Chicago PD on Stopping Incidents Organized Through Social Media Before They Start

In the same panel where a Chicago police official shared his department’s collaboration with Facebook to block criminal posting from the social media site, that Officer claimed that the Chicago police has in fact already had success “getting in front” of activity that its surveillance of the internet predicted would be a public safety threat.

Here the Officer recounts occasions where the Chicago PD has had success “in various areas of the city getting in front of”  events, he says, “everything from the  cyber banging all the way to the flash-mob type incidents.” The officer does not reveal the specific method or application used in these operations.

He also cites other occasions where the social media surveillance “enhanced prosecution,” and that in these cases a warrant was obtained.

Anonymous in Context: The Politics and Power behind the Mask – Gabriella Coleman in the Centre for International Governance Innovation

In Internet Governance Paper No. 3:

 

Screenshot from 2013-10-11 17:21:49

Since 2010, digital direct action, including leaks, hacking and mass protest, has become a regular feature of political life on the Internet. The source, strengths and weakness of this activity are considered in this paper through an in-depth analysis of Anonymous, the protest ensemble that has been adept at magnifying issues, boosting existing — usually oppositional — movements and converting amorphous discontent into a tangible form.  This paper, the third in the Internet Governance Paper Series, examines the intersecting elements that contribute to Anonymous’ contemporary geopolitical power: its ability to land media attention, its bold and recognizable aesthetics, its participatory openness, the misinformation that surrounds it and, in particular, its unpredictability.

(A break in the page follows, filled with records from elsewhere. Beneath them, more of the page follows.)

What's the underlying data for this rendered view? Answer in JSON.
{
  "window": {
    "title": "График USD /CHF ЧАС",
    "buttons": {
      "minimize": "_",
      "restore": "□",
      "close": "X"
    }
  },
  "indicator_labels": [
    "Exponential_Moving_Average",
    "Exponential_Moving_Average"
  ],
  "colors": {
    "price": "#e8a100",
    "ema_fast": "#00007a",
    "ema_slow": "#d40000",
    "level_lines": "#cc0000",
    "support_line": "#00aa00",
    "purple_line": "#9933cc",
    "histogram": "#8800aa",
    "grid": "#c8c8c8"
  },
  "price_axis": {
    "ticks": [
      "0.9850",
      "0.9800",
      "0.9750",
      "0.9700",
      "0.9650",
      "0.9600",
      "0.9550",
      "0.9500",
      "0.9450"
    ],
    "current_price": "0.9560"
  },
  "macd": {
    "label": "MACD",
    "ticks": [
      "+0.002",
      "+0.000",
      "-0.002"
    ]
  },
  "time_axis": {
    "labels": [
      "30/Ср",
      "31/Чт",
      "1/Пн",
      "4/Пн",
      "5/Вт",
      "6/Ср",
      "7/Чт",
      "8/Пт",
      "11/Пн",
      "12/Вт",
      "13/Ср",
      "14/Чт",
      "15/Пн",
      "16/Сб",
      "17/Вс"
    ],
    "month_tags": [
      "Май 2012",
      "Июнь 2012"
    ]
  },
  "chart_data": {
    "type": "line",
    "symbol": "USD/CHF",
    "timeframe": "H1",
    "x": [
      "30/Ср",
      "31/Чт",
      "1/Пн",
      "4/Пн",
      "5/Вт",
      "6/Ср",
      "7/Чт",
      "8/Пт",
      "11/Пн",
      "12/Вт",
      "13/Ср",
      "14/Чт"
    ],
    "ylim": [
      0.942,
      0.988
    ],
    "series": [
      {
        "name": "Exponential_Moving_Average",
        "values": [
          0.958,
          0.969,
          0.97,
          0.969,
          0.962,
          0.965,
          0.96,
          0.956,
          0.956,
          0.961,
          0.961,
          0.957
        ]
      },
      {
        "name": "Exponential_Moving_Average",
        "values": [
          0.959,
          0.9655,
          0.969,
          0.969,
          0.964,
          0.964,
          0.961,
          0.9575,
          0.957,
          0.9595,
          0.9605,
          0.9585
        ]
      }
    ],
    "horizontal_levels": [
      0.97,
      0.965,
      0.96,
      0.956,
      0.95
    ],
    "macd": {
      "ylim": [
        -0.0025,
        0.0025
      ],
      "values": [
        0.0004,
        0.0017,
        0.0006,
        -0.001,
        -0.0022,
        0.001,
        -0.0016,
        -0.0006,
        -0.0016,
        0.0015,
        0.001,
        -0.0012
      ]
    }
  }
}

via Anonymous in Context: The Politics and Power behind the Mask.